It’s a very long way from the Aviva… It’s a long way from any of the provincial grounds on this island, but like the rest of them it sits in silence for the week… waiting. Come in to Galway city down College Road and the Galway Sportsground appears… It’s a greyhound stadium you see – with a few terraces for the standing and shouting. You wouldn’t think it could light up like it does from that description. It’s a bloody cauldron when it comes alive and it’s very tribal. The ground is about as exposed as it gets just standing there against a cold black backdrop… Long way from home ain’t ya? It suggests to its visitors. The night and winter elements howl on Galway as their first stop off the Atlantic Ocean and the rain will slap you on both sides of the face. No matter, the wind is likely strong enough to dry you before home time or celebration time. It’ll chill your bones, and you can hear other bones crunch, you can hear the shouts. The “my ball”‘s and “get up”‘s from the field and “for fk sake lads come on” from the stands. Sure it’s nicer when the sun hits your arms and the day is dry and still – the type of climate that makes Galway stunning, but poorer weather suits better to stories of tough battles: the ones this team are very used to. People watch the match shout their team on and have the craic with friends afterwards… as it should be.

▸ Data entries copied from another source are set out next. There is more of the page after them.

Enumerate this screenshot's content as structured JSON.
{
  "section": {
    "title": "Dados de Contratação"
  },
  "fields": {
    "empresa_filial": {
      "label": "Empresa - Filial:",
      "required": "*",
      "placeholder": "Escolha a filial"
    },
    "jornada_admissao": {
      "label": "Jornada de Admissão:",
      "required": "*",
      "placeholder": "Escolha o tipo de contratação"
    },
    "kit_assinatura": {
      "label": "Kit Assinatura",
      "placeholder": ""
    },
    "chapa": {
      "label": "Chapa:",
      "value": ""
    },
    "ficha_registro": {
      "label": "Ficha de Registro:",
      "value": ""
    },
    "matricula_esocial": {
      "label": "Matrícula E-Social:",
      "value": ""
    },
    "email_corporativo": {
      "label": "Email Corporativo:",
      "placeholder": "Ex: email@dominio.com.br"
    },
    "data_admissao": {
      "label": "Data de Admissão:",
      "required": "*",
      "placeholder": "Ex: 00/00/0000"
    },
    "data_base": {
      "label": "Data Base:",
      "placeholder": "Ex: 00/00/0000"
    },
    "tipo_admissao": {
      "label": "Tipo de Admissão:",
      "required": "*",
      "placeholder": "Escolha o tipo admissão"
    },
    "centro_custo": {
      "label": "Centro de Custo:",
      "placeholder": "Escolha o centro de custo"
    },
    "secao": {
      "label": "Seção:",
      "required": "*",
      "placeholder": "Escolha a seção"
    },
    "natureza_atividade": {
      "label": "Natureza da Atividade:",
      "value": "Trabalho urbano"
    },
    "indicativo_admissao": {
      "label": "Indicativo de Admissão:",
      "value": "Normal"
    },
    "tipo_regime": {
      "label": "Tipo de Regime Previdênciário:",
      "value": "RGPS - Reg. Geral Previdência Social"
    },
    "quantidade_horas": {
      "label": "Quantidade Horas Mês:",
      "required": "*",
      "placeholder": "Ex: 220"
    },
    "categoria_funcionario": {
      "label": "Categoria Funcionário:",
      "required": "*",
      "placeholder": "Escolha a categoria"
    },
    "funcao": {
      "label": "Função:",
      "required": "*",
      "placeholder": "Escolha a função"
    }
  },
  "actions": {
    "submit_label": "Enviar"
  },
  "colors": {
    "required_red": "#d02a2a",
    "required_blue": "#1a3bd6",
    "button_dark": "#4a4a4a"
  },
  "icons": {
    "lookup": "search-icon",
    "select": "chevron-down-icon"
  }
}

Connacht has long been the forgotten province by certain factions. It’s a tough place but it’s a beautiful place too; in its landscape it possesses flowers that grow between rocks and that says a lot. This particular arena stands to give off the aura of a place where people know that they’re not first on the agenda at most meetings, that by many they’re not rated and they’ve come out to fight the reputation no matter the opposition. They’ve come to battle to show they exist – out on the edge of Europe covered by the breath of the Atlantic. They will their team on, because they know the struggles, they know the glory, they know the pain, they understand the game and they’ve seen all manner of events, ups and downs unfold on the green field before them.
The Clan Terrace is where the Connacht season ticket holders go. It’s also where they put the opposition coaches box. Where a large group of Connacht’s most enthusiastic supporters take their positions. They’re not catching any passes tonight… but Jesus, if you let them they would – and they’d run at you too. Passion is a term thrown around a lot but you can feel it in Galway. Really, you can. Sure you’d need it following a side with more downs than ups and a side so often robbed of their finer possessions. You’d be rightly pissed off, and you’d be glad of an opportunity to put it up to any side.
I stood once in the Clan Terrace beside the coaching box, we had to make way for them to go up and down. It was the Llanelli Scarlets who were over.
“Excuse us fellas.”
“Sorry to disturb you.”
It was a funny mixture from the coaches…. soft Welsh tones, friendly voices, massive shoulders and cauliflower ears. It was funny more than anything because there was one coach climbing the stairs and passing the green jerseys sheepishly enough….. he was reassured by a supporter in a Connacht hat, Connacht Scarf and Connacht jacket:
“Come on up lad, we haven’t done anything to anyone yet.”
In the Sportsground you feel out in elements… you feel out on the pitch. There’s nothing superstarry about the ground, it all comes from within. At the moment I’m cosy… at the moment I’m warm. I’m sat in an office on this grey December day dreaming of Friday in the cold or wind or rain; whatever I’m greeted with roaring on Connacht from the battleground… cold, merry and eager. And, I won’t be making any runs… but yep, I would if I had too.